* [TASK TO CARRY OUT] Determine which lines of the records include the word "const", and copy them.

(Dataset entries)
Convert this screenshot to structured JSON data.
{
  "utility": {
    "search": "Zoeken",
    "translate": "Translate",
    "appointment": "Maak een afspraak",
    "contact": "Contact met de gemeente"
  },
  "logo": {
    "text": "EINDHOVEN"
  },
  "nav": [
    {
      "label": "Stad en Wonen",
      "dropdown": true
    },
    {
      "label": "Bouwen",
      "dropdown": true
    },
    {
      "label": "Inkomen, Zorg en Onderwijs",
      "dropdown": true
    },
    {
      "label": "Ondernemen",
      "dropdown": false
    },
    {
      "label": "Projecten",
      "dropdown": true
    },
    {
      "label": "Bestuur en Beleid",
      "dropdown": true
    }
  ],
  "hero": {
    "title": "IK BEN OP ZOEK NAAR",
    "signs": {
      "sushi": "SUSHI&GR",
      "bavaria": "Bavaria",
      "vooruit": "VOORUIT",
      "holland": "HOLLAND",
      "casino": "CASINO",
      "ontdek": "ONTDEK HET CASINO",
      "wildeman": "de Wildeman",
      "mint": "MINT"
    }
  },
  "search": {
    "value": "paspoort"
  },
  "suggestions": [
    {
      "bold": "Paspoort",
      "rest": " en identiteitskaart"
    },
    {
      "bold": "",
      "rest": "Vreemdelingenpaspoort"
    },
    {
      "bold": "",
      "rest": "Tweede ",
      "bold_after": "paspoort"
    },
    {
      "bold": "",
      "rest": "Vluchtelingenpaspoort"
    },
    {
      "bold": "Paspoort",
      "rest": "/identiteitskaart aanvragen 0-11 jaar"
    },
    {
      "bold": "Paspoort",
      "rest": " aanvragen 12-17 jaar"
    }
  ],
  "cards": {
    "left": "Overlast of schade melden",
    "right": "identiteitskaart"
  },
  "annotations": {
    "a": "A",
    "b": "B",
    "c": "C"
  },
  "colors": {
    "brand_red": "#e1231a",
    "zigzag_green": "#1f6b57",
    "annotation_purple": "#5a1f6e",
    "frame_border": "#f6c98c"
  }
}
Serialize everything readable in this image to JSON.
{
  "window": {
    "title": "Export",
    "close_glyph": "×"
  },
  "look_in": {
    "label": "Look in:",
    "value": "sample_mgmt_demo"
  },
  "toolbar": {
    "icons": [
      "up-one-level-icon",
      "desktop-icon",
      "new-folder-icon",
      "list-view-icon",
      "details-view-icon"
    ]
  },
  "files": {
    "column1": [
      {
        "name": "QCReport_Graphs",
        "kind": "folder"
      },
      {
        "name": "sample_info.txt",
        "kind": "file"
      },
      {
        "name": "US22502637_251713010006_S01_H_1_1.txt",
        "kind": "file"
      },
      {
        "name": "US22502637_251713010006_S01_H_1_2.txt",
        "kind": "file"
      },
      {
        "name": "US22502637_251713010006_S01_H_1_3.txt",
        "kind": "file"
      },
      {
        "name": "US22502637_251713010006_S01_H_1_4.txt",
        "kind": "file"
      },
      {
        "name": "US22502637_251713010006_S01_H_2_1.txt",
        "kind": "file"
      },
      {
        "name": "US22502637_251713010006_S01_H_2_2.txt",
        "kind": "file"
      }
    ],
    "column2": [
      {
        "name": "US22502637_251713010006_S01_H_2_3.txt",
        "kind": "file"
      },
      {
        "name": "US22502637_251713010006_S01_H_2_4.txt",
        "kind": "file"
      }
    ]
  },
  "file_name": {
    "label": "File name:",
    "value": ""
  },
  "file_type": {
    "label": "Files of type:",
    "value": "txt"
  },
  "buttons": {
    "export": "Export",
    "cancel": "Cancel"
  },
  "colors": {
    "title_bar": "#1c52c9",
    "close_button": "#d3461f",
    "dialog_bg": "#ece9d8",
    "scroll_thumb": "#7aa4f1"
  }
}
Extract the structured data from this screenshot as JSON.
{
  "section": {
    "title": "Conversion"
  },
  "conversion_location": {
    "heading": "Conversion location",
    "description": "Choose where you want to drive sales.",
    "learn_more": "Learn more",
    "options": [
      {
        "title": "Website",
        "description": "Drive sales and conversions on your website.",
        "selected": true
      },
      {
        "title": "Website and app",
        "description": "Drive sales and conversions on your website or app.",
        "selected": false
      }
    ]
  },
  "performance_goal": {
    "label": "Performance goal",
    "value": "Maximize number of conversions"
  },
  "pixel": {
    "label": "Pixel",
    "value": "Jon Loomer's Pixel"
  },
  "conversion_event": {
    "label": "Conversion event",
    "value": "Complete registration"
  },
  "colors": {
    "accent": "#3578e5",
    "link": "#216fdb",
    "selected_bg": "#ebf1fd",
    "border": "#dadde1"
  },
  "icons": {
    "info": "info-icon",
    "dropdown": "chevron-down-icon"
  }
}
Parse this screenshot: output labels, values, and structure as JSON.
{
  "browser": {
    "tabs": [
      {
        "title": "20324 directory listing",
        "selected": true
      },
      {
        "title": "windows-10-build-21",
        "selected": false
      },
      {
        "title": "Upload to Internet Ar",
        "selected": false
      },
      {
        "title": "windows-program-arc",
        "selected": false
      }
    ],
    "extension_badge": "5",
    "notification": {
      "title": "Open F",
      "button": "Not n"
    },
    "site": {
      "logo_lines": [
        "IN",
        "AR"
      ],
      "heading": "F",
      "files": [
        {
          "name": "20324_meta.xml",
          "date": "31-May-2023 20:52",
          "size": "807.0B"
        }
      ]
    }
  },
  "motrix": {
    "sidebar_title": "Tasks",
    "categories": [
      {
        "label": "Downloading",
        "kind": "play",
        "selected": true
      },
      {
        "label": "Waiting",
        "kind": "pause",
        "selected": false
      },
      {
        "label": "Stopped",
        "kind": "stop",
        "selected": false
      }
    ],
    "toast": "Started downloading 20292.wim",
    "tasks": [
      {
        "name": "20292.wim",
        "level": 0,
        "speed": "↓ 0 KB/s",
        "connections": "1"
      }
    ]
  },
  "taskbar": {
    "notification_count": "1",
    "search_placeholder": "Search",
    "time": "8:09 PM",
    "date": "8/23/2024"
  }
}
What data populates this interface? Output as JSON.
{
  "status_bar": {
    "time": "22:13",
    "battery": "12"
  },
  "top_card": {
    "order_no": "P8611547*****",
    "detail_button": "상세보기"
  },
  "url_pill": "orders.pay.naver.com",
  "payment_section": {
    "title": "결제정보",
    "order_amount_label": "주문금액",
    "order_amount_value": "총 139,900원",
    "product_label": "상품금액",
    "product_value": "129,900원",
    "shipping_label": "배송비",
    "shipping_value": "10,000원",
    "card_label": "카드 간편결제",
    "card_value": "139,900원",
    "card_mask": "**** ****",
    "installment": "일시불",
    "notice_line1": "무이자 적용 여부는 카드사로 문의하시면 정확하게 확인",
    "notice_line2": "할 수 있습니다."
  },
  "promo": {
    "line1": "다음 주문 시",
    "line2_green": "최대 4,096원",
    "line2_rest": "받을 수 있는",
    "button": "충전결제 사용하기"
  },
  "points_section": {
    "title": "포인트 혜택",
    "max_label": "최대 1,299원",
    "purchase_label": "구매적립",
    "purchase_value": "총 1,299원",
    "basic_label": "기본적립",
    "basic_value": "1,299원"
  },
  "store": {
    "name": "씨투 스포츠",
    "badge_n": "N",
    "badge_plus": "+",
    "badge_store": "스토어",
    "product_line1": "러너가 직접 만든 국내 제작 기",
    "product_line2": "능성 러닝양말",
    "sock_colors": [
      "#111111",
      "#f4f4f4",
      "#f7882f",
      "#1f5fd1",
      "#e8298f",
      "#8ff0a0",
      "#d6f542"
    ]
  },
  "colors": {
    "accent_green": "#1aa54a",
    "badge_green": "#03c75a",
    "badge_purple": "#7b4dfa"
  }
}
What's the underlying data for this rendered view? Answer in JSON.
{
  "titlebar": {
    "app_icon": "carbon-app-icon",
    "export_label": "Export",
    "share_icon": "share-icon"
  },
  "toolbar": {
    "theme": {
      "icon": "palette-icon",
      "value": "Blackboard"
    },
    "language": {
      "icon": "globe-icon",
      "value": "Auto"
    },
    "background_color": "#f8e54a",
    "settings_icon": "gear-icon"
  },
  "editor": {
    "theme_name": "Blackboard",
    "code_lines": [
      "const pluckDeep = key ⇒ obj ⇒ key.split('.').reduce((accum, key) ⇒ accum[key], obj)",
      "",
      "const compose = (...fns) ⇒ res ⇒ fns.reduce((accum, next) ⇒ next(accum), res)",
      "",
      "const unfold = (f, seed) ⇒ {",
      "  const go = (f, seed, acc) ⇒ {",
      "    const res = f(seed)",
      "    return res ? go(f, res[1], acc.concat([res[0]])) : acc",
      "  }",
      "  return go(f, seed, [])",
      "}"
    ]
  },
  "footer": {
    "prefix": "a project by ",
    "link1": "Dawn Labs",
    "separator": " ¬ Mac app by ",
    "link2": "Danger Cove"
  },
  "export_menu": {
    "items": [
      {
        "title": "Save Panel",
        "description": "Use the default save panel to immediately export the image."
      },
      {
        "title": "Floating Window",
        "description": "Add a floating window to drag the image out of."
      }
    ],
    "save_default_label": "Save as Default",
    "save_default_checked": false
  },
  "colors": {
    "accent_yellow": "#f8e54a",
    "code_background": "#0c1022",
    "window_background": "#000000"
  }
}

* [YOUR RESPONSE]
      "const pluckDeep = key ⇒ obj ⇒ key.split('.').reduce((accum, key) ⇒ accum[key], obj)",
      "const compose = (...fns) ⇒ res ⇒ fns.reduce((accum, next) ⇒ next(accum), res)",
      "const unfold = (f, seed) ⇒ {",
      "  const go = (f, seed, acc) ⇒ {",
      "    const res = f(seed)",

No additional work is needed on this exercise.